The Viking Health Study - Shetland (VHSS) is a genetic epidemiology study based in an isolated population in the north of Scotland. It aims to discover the genes and variants in them which influence the risk of common, complex diseases such as diabetes, stroke, heart disease, myopia, glaucoma, chronic kidney and lung disease. Finding these genes is the first step on the road to developing new ways of diagnosing and treating these diseases.

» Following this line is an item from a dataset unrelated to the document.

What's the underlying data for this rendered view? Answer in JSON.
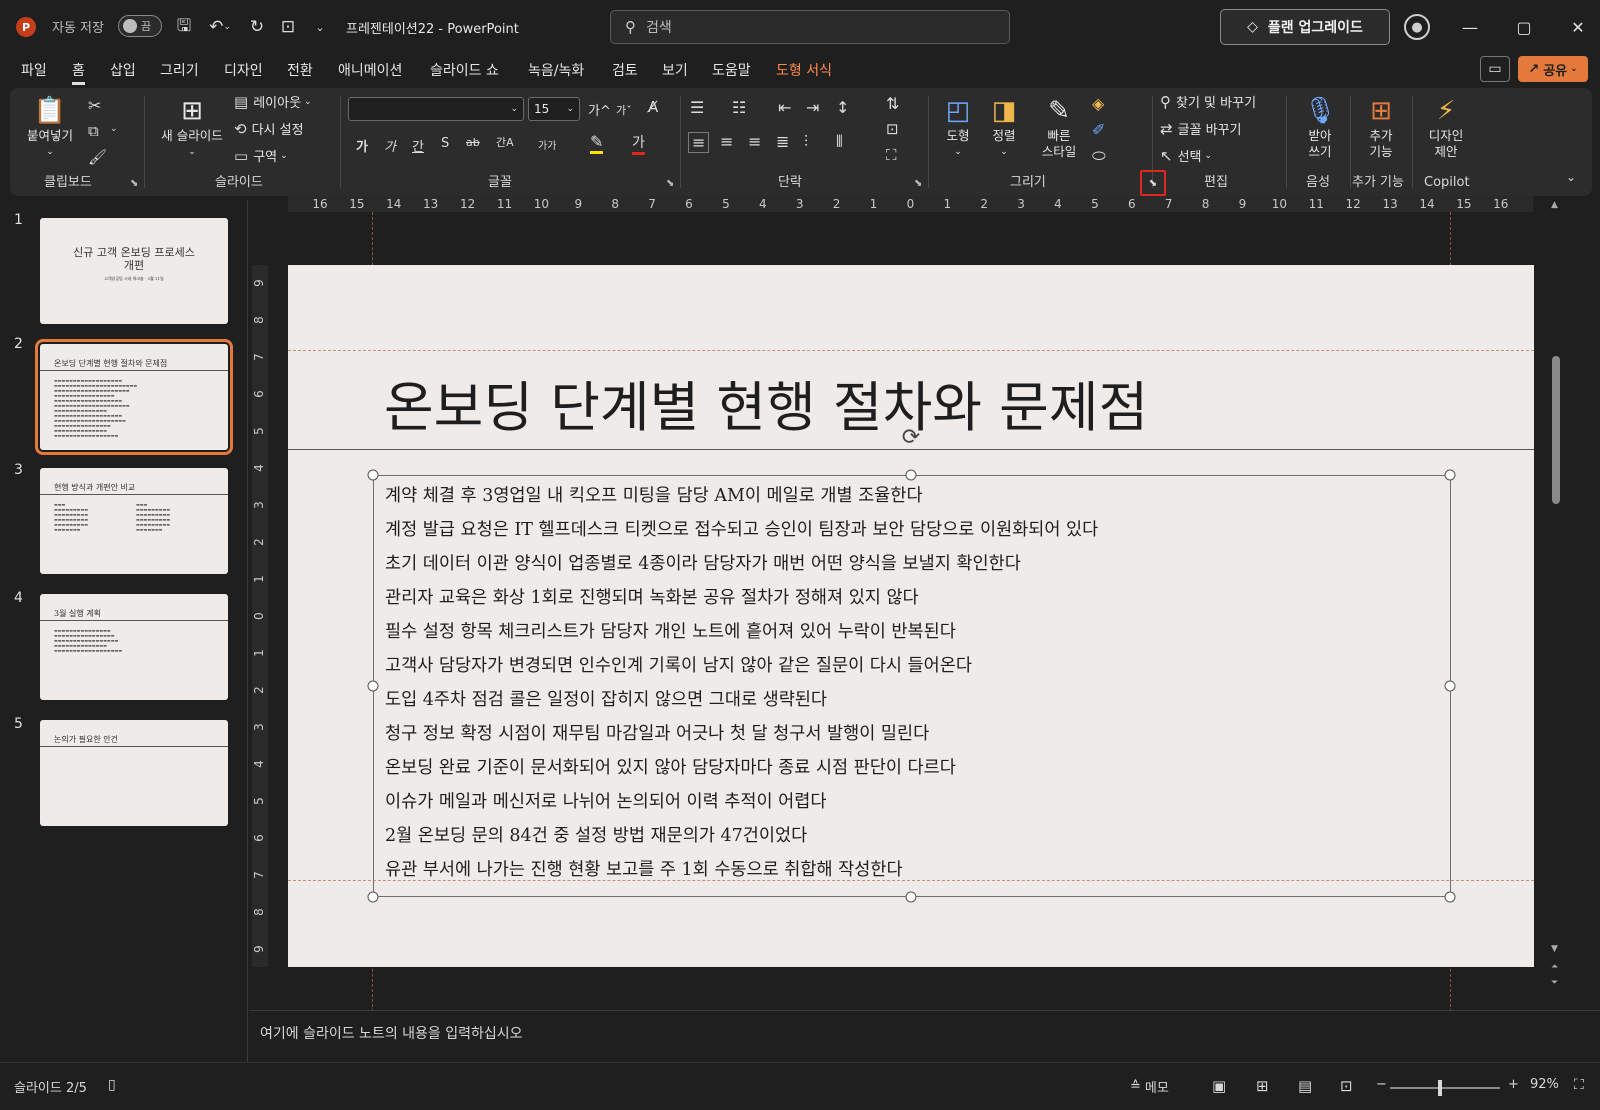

VHSS is led by Dr Jim Wilson at the University of Edinburgh, on behalf of the QTL in Health and Disease programme at the MRC Human Genetics Unit. Recruitment of 2105 volunteers occurred over two years from March 2013-March 2015. Each participant attended a measurement clinic and a venepuncture clinic to give a fasting blood sample at a dedicated research centre in Lerwick. The success of the study is in no small part due to the fact that the people of Shetland have been exceptionally good at volunteering to participate. Subjects must have at least two Shetlandic grandparents in order to participate. Studies in isolated populations have a number of advantages for identifying genes, including the ability to use information on the inheritance of variants through a family. VHSS is now a platform resource for health research in Scotland.